*** TASK INPUT Section Begins ***

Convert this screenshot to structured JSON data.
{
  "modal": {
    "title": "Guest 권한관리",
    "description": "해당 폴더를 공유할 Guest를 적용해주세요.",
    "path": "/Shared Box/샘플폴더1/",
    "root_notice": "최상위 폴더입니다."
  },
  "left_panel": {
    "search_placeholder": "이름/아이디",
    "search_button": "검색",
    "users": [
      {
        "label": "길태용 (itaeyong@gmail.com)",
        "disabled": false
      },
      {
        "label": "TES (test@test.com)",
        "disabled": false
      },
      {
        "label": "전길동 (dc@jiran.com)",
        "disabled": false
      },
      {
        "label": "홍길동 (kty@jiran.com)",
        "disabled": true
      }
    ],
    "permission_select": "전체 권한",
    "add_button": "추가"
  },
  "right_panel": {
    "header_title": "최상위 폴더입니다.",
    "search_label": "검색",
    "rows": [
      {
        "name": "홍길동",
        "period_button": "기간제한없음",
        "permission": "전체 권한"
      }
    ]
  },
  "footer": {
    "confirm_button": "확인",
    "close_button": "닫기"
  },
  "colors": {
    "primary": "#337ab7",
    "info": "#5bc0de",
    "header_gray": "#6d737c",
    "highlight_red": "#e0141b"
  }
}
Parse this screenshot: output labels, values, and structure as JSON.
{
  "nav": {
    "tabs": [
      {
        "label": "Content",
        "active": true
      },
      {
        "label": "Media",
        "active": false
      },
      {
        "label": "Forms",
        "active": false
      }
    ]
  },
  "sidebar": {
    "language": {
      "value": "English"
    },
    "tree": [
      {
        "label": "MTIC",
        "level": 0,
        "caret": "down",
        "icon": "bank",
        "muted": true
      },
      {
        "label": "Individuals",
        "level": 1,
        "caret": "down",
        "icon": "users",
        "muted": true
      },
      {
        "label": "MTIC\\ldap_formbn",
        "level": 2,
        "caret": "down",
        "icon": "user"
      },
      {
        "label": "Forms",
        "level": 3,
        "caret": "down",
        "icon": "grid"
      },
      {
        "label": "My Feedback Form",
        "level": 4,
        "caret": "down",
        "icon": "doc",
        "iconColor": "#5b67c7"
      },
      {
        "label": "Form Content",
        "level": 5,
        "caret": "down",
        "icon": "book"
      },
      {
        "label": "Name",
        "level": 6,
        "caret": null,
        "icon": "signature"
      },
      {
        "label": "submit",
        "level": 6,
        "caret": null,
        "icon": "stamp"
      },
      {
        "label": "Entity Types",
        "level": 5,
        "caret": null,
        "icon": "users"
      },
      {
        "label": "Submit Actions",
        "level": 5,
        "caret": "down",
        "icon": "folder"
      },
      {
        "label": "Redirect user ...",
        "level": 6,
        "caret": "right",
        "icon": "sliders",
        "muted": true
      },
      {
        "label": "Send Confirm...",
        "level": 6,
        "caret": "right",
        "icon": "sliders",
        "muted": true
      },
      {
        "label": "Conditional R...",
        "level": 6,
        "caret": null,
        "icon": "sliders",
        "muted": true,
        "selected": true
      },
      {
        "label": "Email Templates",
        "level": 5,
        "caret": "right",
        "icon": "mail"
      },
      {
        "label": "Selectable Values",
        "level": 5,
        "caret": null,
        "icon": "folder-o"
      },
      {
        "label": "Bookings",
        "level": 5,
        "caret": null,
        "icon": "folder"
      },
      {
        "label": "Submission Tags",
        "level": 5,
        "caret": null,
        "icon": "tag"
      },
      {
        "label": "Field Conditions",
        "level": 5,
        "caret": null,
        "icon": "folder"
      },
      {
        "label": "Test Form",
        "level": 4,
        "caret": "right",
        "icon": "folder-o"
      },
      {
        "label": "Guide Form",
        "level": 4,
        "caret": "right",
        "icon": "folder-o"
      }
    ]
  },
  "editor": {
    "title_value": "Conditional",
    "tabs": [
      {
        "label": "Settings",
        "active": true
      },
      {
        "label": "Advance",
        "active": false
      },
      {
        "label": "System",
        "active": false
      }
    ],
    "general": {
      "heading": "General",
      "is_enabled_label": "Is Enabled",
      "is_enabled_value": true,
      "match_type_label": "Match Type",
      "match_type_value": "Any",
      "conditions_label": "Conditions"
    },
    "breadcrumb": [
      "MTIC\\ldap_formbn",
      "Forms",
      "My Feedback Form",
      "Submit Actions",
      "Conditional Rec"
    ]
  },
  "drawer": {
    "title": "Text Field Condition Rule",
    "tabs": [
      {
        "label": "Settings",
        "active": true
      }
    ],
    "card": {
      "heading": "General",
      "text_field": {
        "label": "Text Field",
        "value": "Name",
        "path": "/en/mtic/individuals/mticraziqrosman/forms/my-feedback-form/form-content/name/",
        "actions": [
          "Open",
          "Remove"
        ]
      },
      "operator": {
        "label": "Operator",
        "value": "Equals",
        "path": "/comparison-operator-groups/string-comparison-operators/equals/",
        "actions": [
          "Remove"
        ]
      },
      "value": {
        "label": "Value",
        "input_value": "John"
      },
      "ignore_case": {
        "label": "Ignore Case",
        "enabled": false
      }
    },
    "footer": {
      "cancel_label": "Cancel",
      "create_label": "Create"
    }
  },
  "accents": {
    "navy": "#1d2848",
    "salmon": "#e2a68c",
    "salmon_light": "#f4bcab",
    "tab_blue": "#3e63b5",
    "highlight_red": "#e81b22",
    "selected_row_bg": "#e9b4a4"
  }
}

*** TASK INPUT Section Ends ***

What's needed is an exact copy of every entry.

* [ANSWER BELOW]:
Convert this screenshot to structured JSON data.
{
  "modal": {
    "title": "Guest 권한관리",
    "description": "해당 폴더를 공유할 Guest를 적용해주세요.",
    "path": "/Shared Box/샘플폴더1/",
    "root_notice": "최상위 폴더입니다."
  },
  "left_panel": {
    "search_placeholder": "이름/아이디",
    "search_button": "검색",
    "users": [
      {
        "label": "길태용 (itaeyong@gmail.com)",
        "disabled": false
      },
      {
        "label": "TES (test@test.com)",
        "disabled": false
      },
      {
        "label": "전길동 (dc@jiran.com)",
        "disabled": false
      },
      {
        "label": "홍길동 (kty@jiran.com)",
        "disabled": true
      }
    ],
    "permission_select": "전체 권한",
    "add_button": "추가"
  },
  "right_panel": {
    "header_title": "최상위 폴더입니다.",
    "search_label": "검색",
    "rows": [
      {
        "name": "홍길동",
        "period_button": "기간제한없음",
        "permission": "전체 권한"
      }
    ]
  },
  "footer": {
    "confirm_button": "확인",
    "close_button": "닫기"
  },
  "colors": {
    "primary": "#337ab7",
    "info": "#5bc0de",
    "header_gray": "#6d737c",
    "highlight_red": "#e0141b"
  }
}
Parse this screenshot: output labels, values, and structure as JSON.
{
  "nav": {
    "tabs": [
      {
        "label": "Content",
        "active": true
      },
      {
        "label": "Media",
        "active": false
      },
      {
        "label": "Forms",
        "active": false
      }
    ]
  },
  "sidebar": {
    "language": {
      "value": "English"
    },
    "tree": [
      {
        "label": "MTIC",
        "level": 0,
        "caret": "down",
        "icon": "bank",
        "muted": true
      },
      {
        "label": "Individuals",
        "level": 1,
        "caret": "down",
        "icon": "users",
        "muted": true
      },
      {
        "label": "MTIC\\ldap_formbn",
        "level": 2,
        "caret": "down",
        "icon": "user"
      },
      {
        "label": "Forms",
        "level": 3,
        "caret": "down",
        "icon": "grid"
      },
      {
        "label": "My Feedback Form",
        "level": 4,
        "caret": "down",
        "icon": "doc",
        "iconColor": "#5b67c7"
      },
      {
        "label": "Form Content",
        "level": 5,
        "caret": "down",
        "icon": "book"
      },
      {
        "label": "Name",
        "level": 6,
        "caret": null,
        "icon": "signature"
      },
      {
        "label": "submit",
        "level": 6,
        "caret": null,
        "icon": "stamp"
      },
      {
        "label": "Entity Types",
        "level": 5,
        "caret": null,
        "icon": "users"
      },
      {
        "label": "Submit Actions",
        "level": 5,
        "caret": "down",
        "icon": "folder"
      },
      {
        "label": "Redirect user ...",
        "level": 6,
        "caret": "right",
        "icon": "sliders",
        "muted": true
      },
      {
        "label": "Send Confirm...",
        "level": 6,
        "caret": "right",
        "icon": "sliders",
        "muted": true
      },
      {
        "label": "Conditional R...",
        "level": 6,
        "caret": null,
        "icon": "sliders",
        "muted": true,
        "selected": true
      },
      {
        "label": "Email Templates",
        "level": 5,
        "caret": "right",
        "icon": "mail"
      },
      {
        "label": "Selectable Values",
        "level": 5,
        "caret": null,
        "icon": "folder-o"
      },
      {
        "label": "Bookings",
        "level": 5,
        "caret": null,
        "icon": "folder"
      },
      {
        "label": "Submission Tags",
        "level": 5,
        "caret": null,
        "icon": "tag"
      },
      {
        "label": "Field Conditions",
        "level": 5,
        "caret": null,
        "icon": "folder"
      },
      {
        "label": "Test Form",
        "level": 4,
        "caret": "right",
        "icon": "folder-o"
      },
      {
        "label": "Guide Form",
        "level": 4,
        "caret": "right",
        "icon": "folder-o"
      }
    ]
  },
  "editor": {
    "title_value": "Conditional",
    "tabs": [
      {
        "label": "Settings",
        "active": true
      },
      {
        "label": "Advance",
        "active": false
      },
      {
        "label": "System",
        "active": false
      }
    ],
    "general": {
      "heading": "General",
      "is_enabled_label": "Is Enabled",
      "is_enabled_value": true,
      "match_type_label": "Match Type",
      "match_type_value": "Any",
      "conditions_label": "Conditions"
    },
    "breadcrumb": [
      "MTIC\\ldap_formbn",
      "Forms",
      "My Feedback Form",
      "Submit Actions",
      "Conditional Rec"
    ]
  },
  "drawer": {
    "title": "Text Field Condition Rule",
    "tabs": [
      {
        "label": "Settings",
        "active": true
      }
    ],
    "card": {
      "heading": "General",
      "text_field": {
        "label": "Text Field",
        "value": "Name",
        "path": "/en/mtic/individuals/mticraziqrosman/forms/my-feedback-form/form-content/name/",
        "actions": [
          "Open",
          "Remove"
        ]
      },
      "operator": {
        "label": "Operator",
        "value": "Equals",
        "path": "/comparison-operator-groups/string-comparison-operators/equals/",
        "actions": [
          "Remove"
        ]
      },
      "value": {
        "label": "Value",
        "input_value": "John"
      },
      "ignore_case": {
        "label": "Ignore Case",
        "enabled": false
      }
    },
    "footer": {
      "cancel_label": "Cancel",
      "create_label": "Create"
    }
  },
  "accents": {
    "navy": "#1d2848",
    "salmon": "#e2a68c",
    "salmon_light": "#f4bcab",
    "tab_blue": "#3e63b5",
    "highlight_red": "#e81b22",
    "selected_row_bg": "#e9b4a4"
  }
}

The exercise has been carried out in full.